Going to El Salvador seemed unreal. All the build up to leaving seemed so natural, like it was just going to any other meeting, not preparing to fly thousands of miles from home. And it never really hit me that I was leaving the country until I was standing in the airport at 6am, and my dad drove away, and I was left alone with my 7 fellow delegates. (I’ll admit, I cried.) It was the scariest thing I think I have ever experienced. Especially since I was the only one on the trip who had never flown before, and I had no idea what to expect. If there was a problem, I wouldn’t just be able to shoot a text to my boyfriend or my dad or my therapist (at least not after we took off from Dallas.) I was leaving it all behind, and at first I wasn’t really sure how to or that I’d even be able to without a major break down. (Spoiler alert: I did it without this happening.)
When we actually arrived in El Salvador, it was hot and really humid, as well as crazy busy, and VERY dark. Going around to all the museums and chapels in the first couple days was really interesting. But I really just wanted to go to Guarjila to see what the relationship was all about, and that’s where it really happened for me. I went to Guarjila to grow in my faith. Most people don’t realize how hard it is to believe in God when your parent is a pastor. But when you’re exposed to churchy things your entire life it feels like routine – not this special almighty relationship with the creator. I wanted so badly to fix that, and going to Guarjila where they seemed to believe in spite of major oppression seemed like the best way to do this.

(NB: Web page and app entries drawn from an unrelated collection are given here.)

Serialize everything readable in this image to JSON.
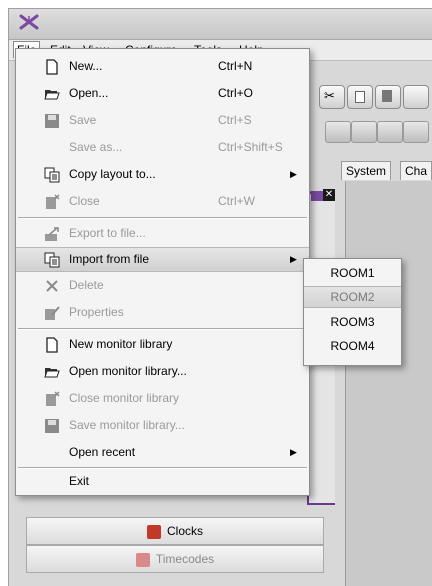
{
  "menubar": {
    "items": [
      {
        "label": "File"
      },
      {
        "label": "Edit"
      },
      {
        "label": "View"
      },
      {
        "label": "Configure"
      },
      {
        "label": "Tools"
      },
      {
        "label": "Help"
      }
    ]
  },
  "file_menu": {
    "items": [
      {
        "label": "New...",
        "shortcut": "Ctrl+N",
        "icon": "new-document-icon",
        "enabled": true
      },
      {
        "label": "Open...",
        "shortcut": "Ctrl+O",
        "icon": "open-folder-icon",
        "enabled": true
      },
      {
        "label": "Save",
        "shortcut": "Ctrl+S",
        "icon": "save-disk-icon",
        "enabled": false
      },
      {
        "label": "Save as...",
        "shortcut": "Ctrl+Shift+S",
        "icon": "",
        "enabled": false
      },
      {
        "label": "Copy layout to...",
        "shortcut": "",
        "icon": "copy-layout-icon",
        "enabled": true,
        "submenu": true
      },
      {
        "label": "Close",
        "shortcut": "Ctrl+W",
        "icon": "close-document-icon",
        "enabled": false
      },
      {
        "label": "Export to file...",
        "shortcut": "",
        "icon": "export-icon",
        "enabled": false
      },
      {
        "label": "Import from file",
        "shortcut": "",
        "icon": "import-icon",
        "enabled": true,
        "submenu": true
      },
      {
        "label": "Delete",
        "shortcut": "",
        "icon": "delete-x-icon",
        "enabled": false
      },
      {
        "label": "Properties",
        "shortcut": "",
        "icon": "properties-icon",
        "enabled": false
      },
      {
        "label": "New monitor library",
        "shortcut": "",
        "icon": "new-document-icon",
        "enabled": true
      },
      {
        "label": "Open monitor library...",
        "shortcut": "",
        "icon": "open-folder-icon",
        "enabled": true
      },
      {
        "label": "Close monitor library",
        "shortcut": "",
        "icon": "close-document-icon",
        "enabled": false
      },
      {
        "label": "Save monitor library...",
        "shortcut": "",
        "icon": "save-disk-icon",
        "enabled": false
      },
      {
        "label": "Open recent",
        "shortcut": "",
        "icon": "",
        "enabled": true,
        "submenu": true
      },
      {
        "label": "Exit",
        "shortcut": "",
        "icon": "",
        "enabled": true
      }
    ]
  },
  "import_submenu": {
    "items": [
      {
        "label": "ROOM1"
      },
      {
        "label": "ROOM2"
      },
      {
        "label": "ROOM3"
      },
      {
        "label": "ROOM4"
      }
    ]
  },
  "tabs": [
    {
      "label": "System"
    },
    {
      "label": "Cha"
    }
  ],
  "left_panel": {
    "buttons": [
      {
        "label": "Clocks",
        "enabled": true
      },
      {
        "label": "Timecodes",
        "enabled": false
      }
    ]
  },
  "colors": {
    "menu_background": "#f4f4f4",
    "highlight": "#d8d8d8",
    "disabled_text": "#9a9a9a",
    "panel_border": "#6c3a8c"
  }
}
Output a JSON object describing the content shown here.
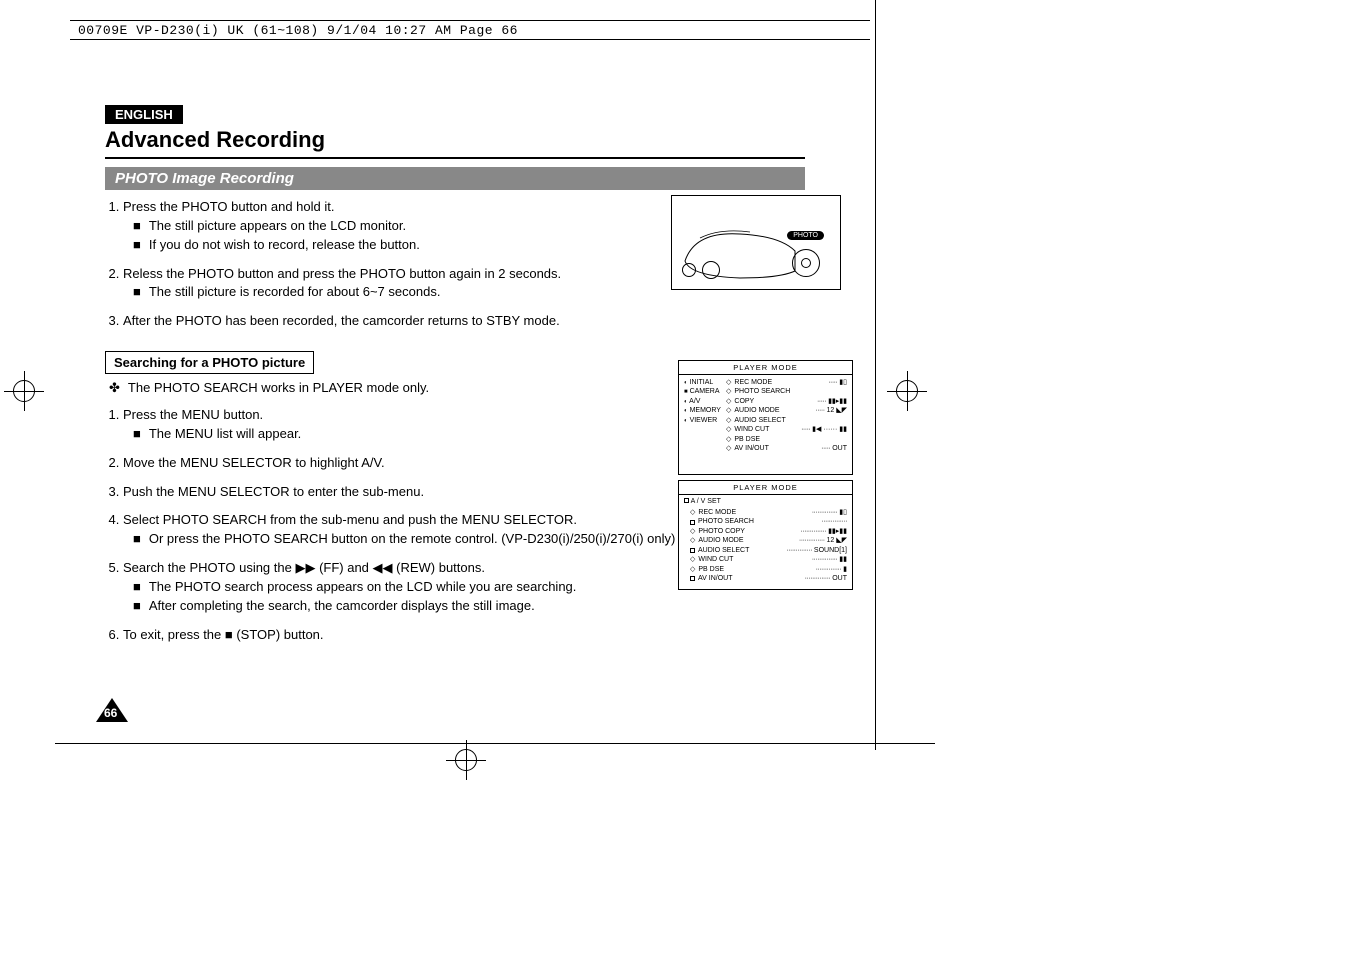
{
  "header_info": "00709E VP-D230(i) UK (61~108)  9/1/04 10:27 AM  Page 66",
  "lang": "ENGLISH",
  "section_title": "Advanced Recording",
  "sub_title": "PHOTO Image Recording",
  "steps_a": [
    {
      "num": "1.",
      "text": "Press the PHOTO button and hold it.",
      "subs": [
        "The still picture appears on the LCD monitor.",
        "If you do not wish to record, release the button."
      ]
    },
    {
      "num": "2.",
      "text": "Reless the PHOTO button and press the PHOTO button again in 2 seconds.",
      "subs": [
        "The still picture is recorded for about 6~7 seconds."
      ]
    },
    {
      "num": "3.",
      "text": "After the PHOTO has been recorded, the camcorder returns to STBY mode.",
      "subs": []
    }
  ],
  "sub_heading": "Searching for a PHOTO picture",
  "flower_point": "The PHOTO SEARCH works in PLAYER mode only.",
  "steps_b": [
    {
      "num": "1.",
      "text": "Press the MENU button.",
      "subs": [
        "The MENU list will appear."
      ]
    },
    {
      "num": "2.",
      "text": "Move the MENU SELECTOR to highlight A/V.",
      "subs": []
    },
    {
      "num": "3.",
      "text": "Push the MENU SELECTOR to enter the sub-menu.",
      "subs": []
    },
    {
      "num": "4.",
      "text": "Select PHOTO SEARCH from the sub-menu and push the MENU SELECTOR.",
      "subs": [
        "Or press the PHOTO SEARCH button on the remote control. (VP-D230(i)/250(i)/270(i) only)"
      ]
    },
    {
      "num": "5.",
      "text": "Search the PHOTO using the  ▶▶ (FF) and  ◀◀ (REW) buttons.",
      "subs": [
        "The PHOTO search process appears on the LCD while you are searching.",
        "After completing the search, the camcorder displays the still image."
      ]
    },
    {
      "num": "6.",
      "text": "To exit, press the  ■ (STOP) button.",
      "subs": []
    }
  ],
  "page_num": "66",
  "camcorder_label": "PHOTO",
  "menu1": {
    "title": "PLAYER  MODE",
    "left_items": [
      "INITIAL",
      "CAMERA",
      "A/V",
      "MEMORY",
      "VIEWER"
    ],
    "right_items": [
      {
        "l": "REC MODE",
        "r": "▮▯"
      },
      {
        "l": "PHOTO SEARCH",
        "r": ""
      },
      {
        "l": "COPY",
        "r": "▮▮▸▮▮"
      },
      {
        "l": "AUDIO MODE",
        "r": "12 ◣◤"
      },
      {
        "l": "AUDIO SELECT",
        "r": ""
      },
      {
        "l": "WIND CUT",
        "r": "▮◀ ······ ▮▮"
      },
      {
        "l": "PB DSE",
        "r": ""
      },
      {
        "l": "AV IN/OUT",
        "r": "OUT"
      }
    ]
  },
  "menu2": {
    "title": "PLAYER  MODE",
    "header": "A / V SET",
    "items": [
      {
        "l": "REC MODE",
        "r": "▮▯"
      },
      {
        "l": "PHOTO SEARCH",
        "r": ""
      },
      {
        "l": "PHOTO COPY",
        "r": "▮▮▸▮▮"
      },
      {
        "l": "AUDIO MODE",
        "r": "12 ◣◤"
      },
      {
        "l": "AUDIO SELECT",
        "r": "SOUND[1]"
      },
      {
        "l": "WIND CUT",
        "r": "▮▮"
      },
      {
        "l": "PB DSE",
        "r": "▮"
      },
      {
        "l": "AV IN/OUT",
        "r": "OUT"
      }
    ]
  }
}
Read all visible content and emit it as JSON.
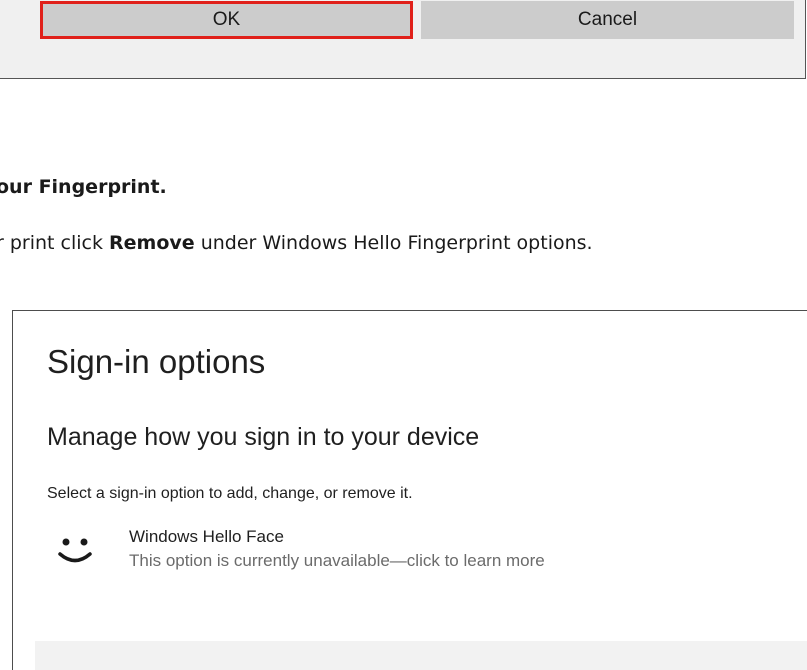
{
  "dialog": {
    "ok_label": "OK",
    "cancel_label": "Cancel"
  },
  "doc": {
    "heading": "our Fingerprint.",
    "instruction_prefix": "r print click ",
    "instruction_bold": "Remove",
    "instruction_suffix": " under Windows Hello Fingerprint options."
  },
  "signin": {
    "title": "Sign-in options",
    "subtitle": "Manage how you sign in to your device",
    "description": "Select a sign-in option to add, change, or remove it.",
    "options": [
      {
        "icon": "face-icon",
        "name": "Windows Hello Face",
        "note": "This option is currently unavailable—click to learn more"
      }
    ]
  },
  "colors": {
    "focus_border": "#e0201a",
    "button_bg": "#cccccc",
    "dialog_bg": "#f0f0f0",
    "muted_text": "#6b6b6b"
  }
}
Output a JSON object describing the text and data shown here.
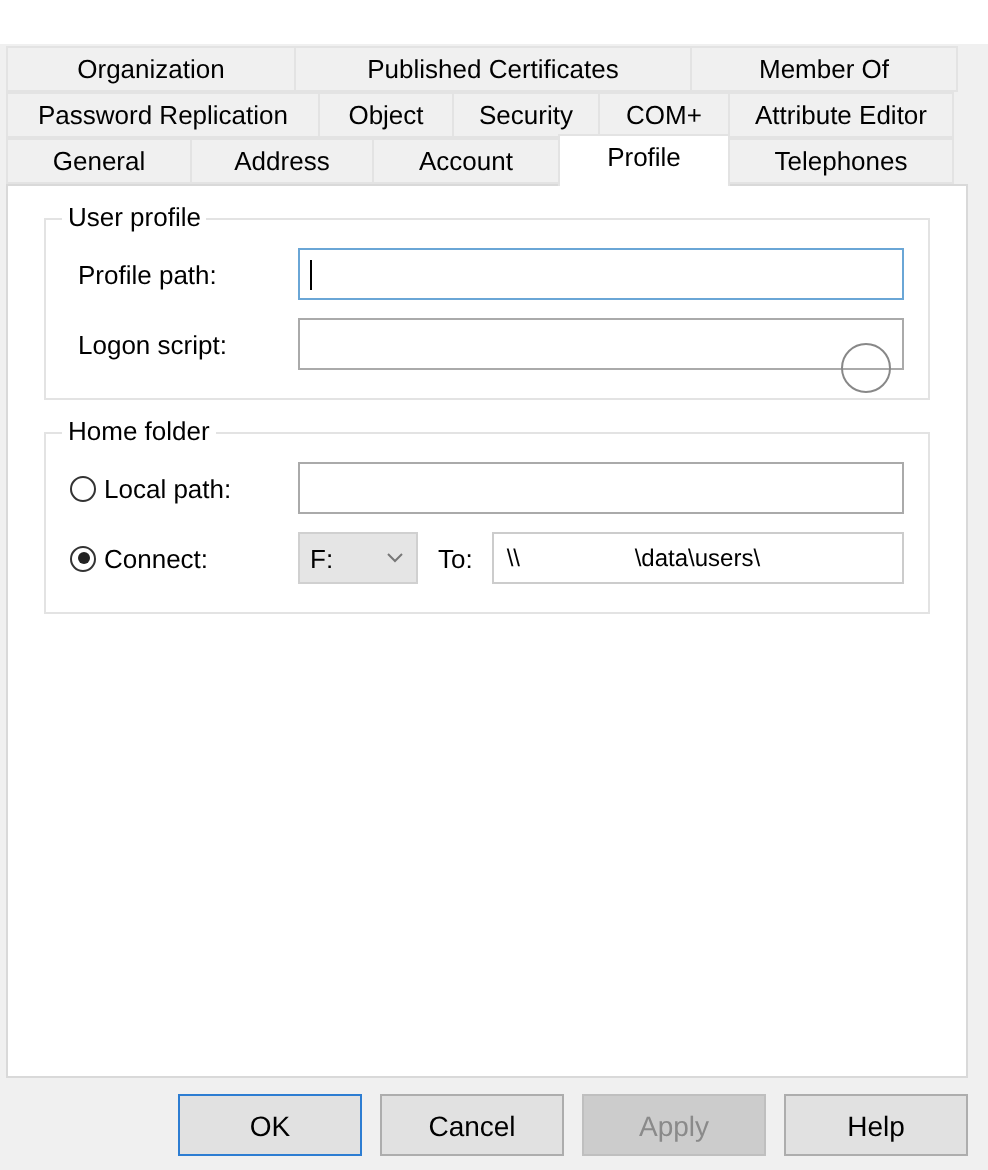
{
  "tab_rows": [
    [
      {
        "label": "Organization",
        "selected": false
      },
      {
        "label": "Published Certificates",
        "selected": false
      },
      {
        "label": "Member Of",
        "selected": false
      }
    ],
    [
      {
        "label": "Password Replication",
        "selected": false
      },
      {
        "label": "Object",
        "selected": false
      },
      {
        "label": "Security",
        "selected": false
      },
      {
        "label": "COM+",
        "selected": false
      },
      {
        "label": "Attribute Editor",
        "selected": false
      }
    ],
    [
      {
        "label": "General",
        "selected": false
      },
      {
        "label": "Address",
        "selected": false
      },
      {
        "label": "Account",
        "selected": false
      },
      {
        "label": "Profile",
        "selected": true
      },
      {
        "label": "Telephones",
        "selected": false
      }
    ]
  ],
  "user_profile": {
    "title": "User profile",
    "fields": [
      {
        "label": "Profile path:",
        "focused": true
      },
      {
        "label": "Logon script:",
        "focused": false
      }
    ]
  },
  "home_folder": {
    "title": "Home folder",
    "options": [
      {
        "label": "Local path:",
        "selected": false
      },
      {
        "label": "Connect:",
        "selected": true
      }
    ],
    "drive": "F:",
    "to_label": "To:",
    "to_value_start": "\\\\",
    "to_value_end": "\\data\\users\\"
  },
  "buttons": [
    {
      "label": "OK",
      "kind": "default",
      "disabled": false
    },
    {
      "label": "Cancel",
      "kind": "normal",
      "disabled": false
    },
    {
      "label": "Apply",
      "kind": "normal",
      "disabled": true
    },
    {
      "label": "Help",
      "kind": "normal",
      "disabled": false
    }
  ]
}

Actually getting to Guarjila was very heartwarming. And I know that sounds cheesy. But it was like you had amnesia and you’re surrounded by people who love and care about you but you have no idea who they are. It was like God’s unconditional love came in and swept us off our feet and held us there for the entire duration of our stay. It was absolutely amazing. And even though… I couldn’t get my messages across because I decided to take French instead of Spanish in school – it was the most powerful experience I have ever had. And I’m sure that I grew a lot, both in my faith and as a human being because I’ve realized that we’re all just that – human. Being christian doesn’t mean being perfect and that we don’t ever sin. It means, at least to me now because I’ve experienced this type of Agape, loving people (even strangers and enemies) the way that the people of Guarjila loved us just because we can.
- Abby Fredericksen
The first day I found out that I could go to Guarjila I was very happy but I didn’t know what to expect. My brother, Peyton had gone and very much enjoyed it, so I had some thought of what it might be like. But when we actually landed in San Salvador I was completely blown away – first by the heat and humidity, then by the cultural differences. The third day we were in El Salvador we headed for a community in Chalatenango called Guarjila and that’s where the beauty began. I met my new family. I was cared for and loved like I never have been before. I grew extremely close to people that I never would have, had I not gone on this trip. This experience will definitely be in my heart forever. It has changed my life for sure. There is no doubt in my mind that Guarjila is my favorite place in the world. I would love to go back.
- Windsor Goble-Van Diest